It is essential to increase the demand for energy supply produced with technologies for the conversion of abundant renewable materials and at the same time reduce CO2 emissions.

Therefore, in the context of a circular economy, residual materials from industrial production and organic waste, including biomass, instead of being disposed of in landfills, through the use of efficient technologies can be transformed to recover their energy. Among thermochemical treatments, thermal conversion and gasification are highly attractive solutions.

Emerging economies will double their waste generation in the next 25 years. Currently, 75% of this waste ends up in landfills and incinerators to generate electricity, and only 25% is recycled. Both gasification and thermal conversion provide options for producing clean renewable energy. These are not new technologies; however, they are quite new in the market. Energy recovery from waste is a relatively new industry.

Application and prospects for small-scale thermal conversion in the circular economy

Conversion technologies are thermal, chemical, mechanical, and/or biological processes capable of converting residual solid and liquid waste into useful, clean renewable energy; green chemical and fuel products.

During the last decades the growing consumption of energy, the demographic impulse, the expansion of industrialization and extensive use of fossil fuels that continues to dominate, have created environmental concerns with climate consequences. However, new energy generation alternatives such as wind, solar, geothermal, tidal, waste and biomass recovery are now more efficient and popular.

Combustion of mass, whatever it may be, still provides more easily extractable energy. Increasing demand for energy supply from renewable organic waste, which is abundant, is critical to producing affordable green fuels using conversion technologies, while reducing CO2 emissions.

The waste hierarchy and waste-to-energy processes

It is important to emphasize that the current waste hierarchy largely reflects the preferred environmental option from a climate perspective: disposal to landfill or incineration with little or no energy recovery, is often the least favorable option for reducing greenhouse gas emissions.

On the contrary, the prevention, reuse and recycling of waste have the greatest potential to reduce greenhouse (GHG) emissions. For waste streams that cannot not easily be sorted out, thermal conversion is the best option from an environmental and economic stand point.

In that context, it is clear that energy recovery by thermal conversion is preferable to recycling.

Are conversion technologies incineration?

Incineration is literally the burning (combustion) of organic substances contained in waste materials in an oxygen-rich environment where the material burns and produces heat and carbon dioxide, along with a variety of other pollutants including dioxins, furans, NOx and SOx. Unlike incinerators, conversion technologies, including gasification, thermal conversion, anaerobic digestion, and other processes, do not burn waste. They are thermal, mechanical and biological processes without combustion that convert organic materials into green fuels, clean renewable energy and other marketable products.

Thermal conversion vs. incineration

Thermal conversion has a number of important advantages over incineration.

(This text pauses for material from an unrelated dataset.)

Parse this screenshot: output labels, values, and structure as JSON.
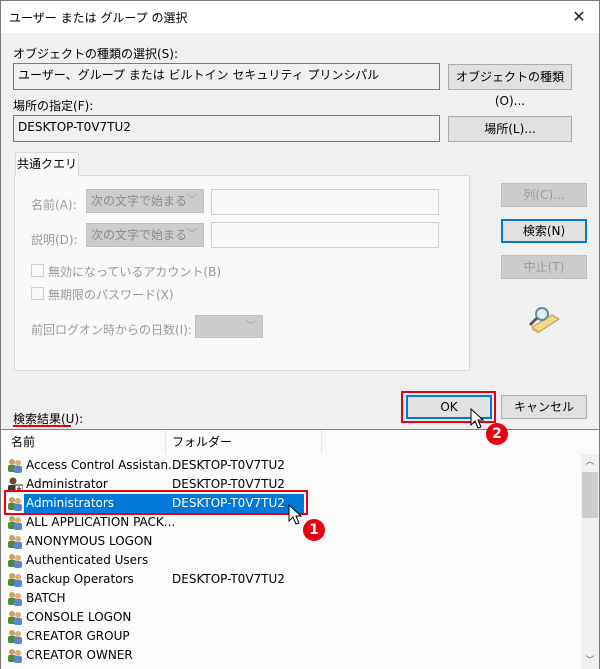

Contrary to incineration PuraEnviro® thermal conversion technology turns various raw materials, including organic waste, into syngas and green fuels. Thermochemical conversion of biomass is becoming a tool in developing energy away from fossil fuels.

Thermal conversion and gasification can process large amounts of bio industrial waste to create local renewable energy resources in a circular economy.

In the near future, recovery of waste biomass will have a positive effect on a sustained economy and the well-being of the population. For example, as an alternative to capital intensive electrical grid development, one of the problems of power supply in sparsely populated areas can be solved by boosting thermal conversion in combination with microgrid development, and in industrial applications, in complement with power supply from electric utilities.

This technology not only does not compete with recycling, but serves to improve recycling programs. In a circular economy, pre-processing and processing must increase the volume of recyclable materials. In addition, very large volume of end-of-life plastics, wood and paper waste that otherwise cannot be sorted or recycled, are good high-energy raw materials for gasification and renewable fuels.